Predicting the Future by Packy
I am driving the Toy-ot-ta, not the Vee-dub-youa, the transmission of the Vee-dub-youa made a horrible noise when two very large bolts fell on the ground after an oil change. Packy got to ride in a Bow-wing to Hawaii, he headed there to help his parents start making the transition for a move to San Francisco, or at least that is what he says to his parents, I think he is planning on kiting as much as he can, he took three kites and bought a surfboard.I am going to play hookie today and go skiing at Big Sky and then I will come home and pack up Frances and me to head to the Georgetown Lake Open. Garrett is going to be a ski bum with my parents, I think he is afraid he will have to listen to Lady Gaga and he isn’t ready to process a Bad Romance with his mother and sister.
When Packy sent this post to me I though I had better proof read this, for that matter I better read this but my eyes are doing the middle age thing and not focusing well at the moment. I also decided that he was the one with the fancy private school education why should I feel like I would know better with my free public school background.? Another reason for not proof reading is I have spent my last free hours discussing the merits of Charlemagne’s eighteen different wives, while being the Holy Roman Emperor (clearly Catholics didn’t always mind divorce) and how Henry IV failed the Franks, and himself, when he opposed Gregory the VII over something as silly as the election of Bishops. So here is Pack y in the raw and some Hawaii images that have nothing to do with kiting, as I am green with envy, I want to ride a Bow-wing and kite my brains out in a bikini….
Predicting the Future
Partly cloudy, 81 ‘ F, east wind 10-15 mph, that’s my prediction. Not for Bozeman, Montana on March 2nd, but for Honolulu, Hi. It’s not that hard to do, the National Weather Service will give it to you for free. In fact, if you threw a dart at a calendar you’re odds would be pretty good that’s the forecast on any given day anyway. But the simplicity of it doesn’t stop me from getting carried away with my forecasting, especially if I’m going to be there to experience it.
I’ve always been interested in weather, and forecasting it. Back in the early 80’s, during high school at Punahou School our forecasting tools were limited to the once daily satellite photo of the North Pacific in the Honolulu Advertiser. We could spot a big swell by the telltale swirl with a large “L” stamped on it. Wait three days and it should get big on the north shore. Forecasting the wind was more about timing and observations, there is a certain rhythm to the winds in wintertime in Hawaii, usually clocking around the compass every few days. The rewards of an accurate forecast were dramatic, you might score perfection all to yourself while everyone else slept in. I had a high school math teacher who confessed to me that he had been a forecaster for the NWS, which in my eyes made him a rock star (never mind that he was a math nerd), but he bored of it because Hawaii’s weather was too static. That didn’t deter me from forecasting just about every day anyway.

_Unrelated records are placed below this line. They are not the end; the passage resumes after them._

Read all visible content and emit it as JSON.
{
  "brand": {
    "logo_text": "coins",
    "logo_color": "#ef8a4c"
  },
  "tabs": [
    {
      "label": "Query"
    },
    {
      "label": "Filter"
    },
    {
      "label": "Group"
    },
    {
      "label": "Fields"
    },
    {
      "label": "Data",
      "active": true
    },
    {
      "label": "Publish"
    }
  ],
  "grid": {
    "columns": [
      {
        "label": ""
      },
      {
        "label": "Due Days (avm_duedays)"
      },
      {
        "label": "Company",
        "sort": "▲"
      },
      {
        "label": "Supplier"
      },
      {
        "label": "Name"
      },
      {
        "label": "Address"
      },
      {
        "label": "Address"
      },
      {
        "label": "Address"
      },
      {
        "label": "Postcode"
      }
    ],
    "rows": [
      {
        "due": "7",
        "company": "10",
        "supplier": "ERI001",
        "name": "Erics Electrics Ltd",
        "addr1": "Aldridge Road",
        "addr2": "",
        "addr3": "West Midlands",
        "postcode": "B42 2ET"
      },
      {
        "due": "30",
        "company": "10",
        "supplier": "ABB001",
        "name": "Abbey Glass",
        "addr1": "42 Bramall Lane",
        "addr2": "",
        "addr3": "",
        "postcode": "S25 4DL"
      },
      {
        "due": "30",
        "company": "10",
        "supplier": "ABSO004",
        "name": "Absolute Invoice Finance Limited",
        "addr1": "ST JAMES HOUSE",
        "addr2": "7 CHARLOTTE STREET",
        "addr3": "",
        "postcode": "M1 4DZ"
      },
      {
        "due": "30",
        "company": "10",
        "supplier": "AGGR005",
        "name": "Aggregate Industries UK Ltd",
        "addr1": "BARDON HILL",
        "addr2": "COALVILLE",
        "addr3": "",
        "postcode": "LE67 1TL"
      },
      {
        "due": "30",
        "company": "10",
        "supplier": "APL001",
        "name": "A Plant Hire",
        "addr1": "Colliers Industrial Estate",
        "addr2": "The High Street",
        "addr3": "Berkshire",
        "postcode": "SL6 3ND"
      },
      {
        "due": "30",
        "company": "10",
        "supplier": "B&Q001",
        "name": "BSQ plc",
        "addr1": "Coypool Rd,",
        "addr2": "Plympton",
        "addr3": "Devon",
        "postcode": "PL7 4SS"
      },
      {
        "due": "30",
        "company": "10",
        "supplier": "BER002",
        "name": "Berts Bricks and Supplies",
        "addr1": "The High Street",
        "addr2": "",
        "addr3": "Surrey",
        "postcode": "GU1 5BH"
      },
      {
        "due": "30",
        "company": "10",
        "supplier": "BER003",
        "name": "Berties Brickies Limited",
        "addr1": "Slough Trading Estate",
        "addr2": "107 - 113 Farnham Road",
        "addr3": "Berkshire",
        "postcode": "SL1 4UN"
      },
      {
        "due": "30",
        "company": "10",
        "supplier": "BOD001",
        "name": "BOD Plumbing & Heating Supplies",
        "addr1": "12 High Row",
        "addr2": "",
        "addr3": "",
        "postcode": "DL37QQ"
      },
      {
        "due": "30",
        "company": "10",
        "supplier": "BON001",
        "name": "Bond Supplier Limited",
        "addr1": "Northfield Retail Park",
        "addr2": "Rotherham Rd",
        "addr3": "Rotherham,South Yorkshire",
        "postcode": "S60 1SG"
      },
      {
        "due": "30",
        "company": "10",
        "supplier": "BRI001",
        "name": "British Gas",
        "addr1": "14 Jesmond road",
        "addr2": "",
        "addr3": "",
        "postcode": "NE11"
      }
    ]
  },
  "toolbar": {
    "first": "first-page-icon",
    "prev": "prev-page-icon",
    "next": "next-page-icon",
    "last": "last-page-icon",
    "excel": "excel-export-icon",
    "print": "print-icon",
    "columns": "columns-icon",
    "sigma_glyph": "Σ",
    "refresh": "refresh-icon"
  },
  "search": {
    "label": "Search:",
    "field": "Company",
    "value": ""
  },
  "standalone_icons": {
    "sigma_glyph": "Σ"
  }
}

Fast forward to the late 80’s in Bozeman, MT. and I got an idea of what my rock star math teacher was talking about. Weather in Montana is anything but static, and I embraced everything Montana had to offer, including much more challenging weather to forecast. Tools were only slightly better, and mostly consisted of the 10 pm news with Mike Heard; you got a satellite loop and his prediction to boot. The payoff to spotting the big dump of snow a day in advance was just as valuable as it was in predicting the surf and wind in Hawaii.
Back to the present. We can point and click for the latest forecast or current observations just about anywhere in the world. But that doesn’t stop me from obsessing over the weather and what it’s going to do. The wind that matters to me in Montana does not always show up on the forecast, so I’m still picking through all the details to come up with my own predictions, and reaping the rewards.
Now I’m forecasting Hawaii again, because I’m on my way back to the Islands. I’ve watched the models as they morph closer and closer to the days that matter for me. The forecast couldn’t be better, I’ve got a couple of days on the light side before a sheer line ushers in 20-30 mph NE trades. That’s more than enough to power up even traditionally soft spots like Kailua, and the North East direction gets right in to the beach, where a straight East can be frustrating with shoreline wind shadows.
Although the technology has changed, the game remains the same. I’m riveted to the computer, forecasting my future and stoked with what I see, all the colorful maps and charts are pointing to a killer 3 weeks in Hawaii.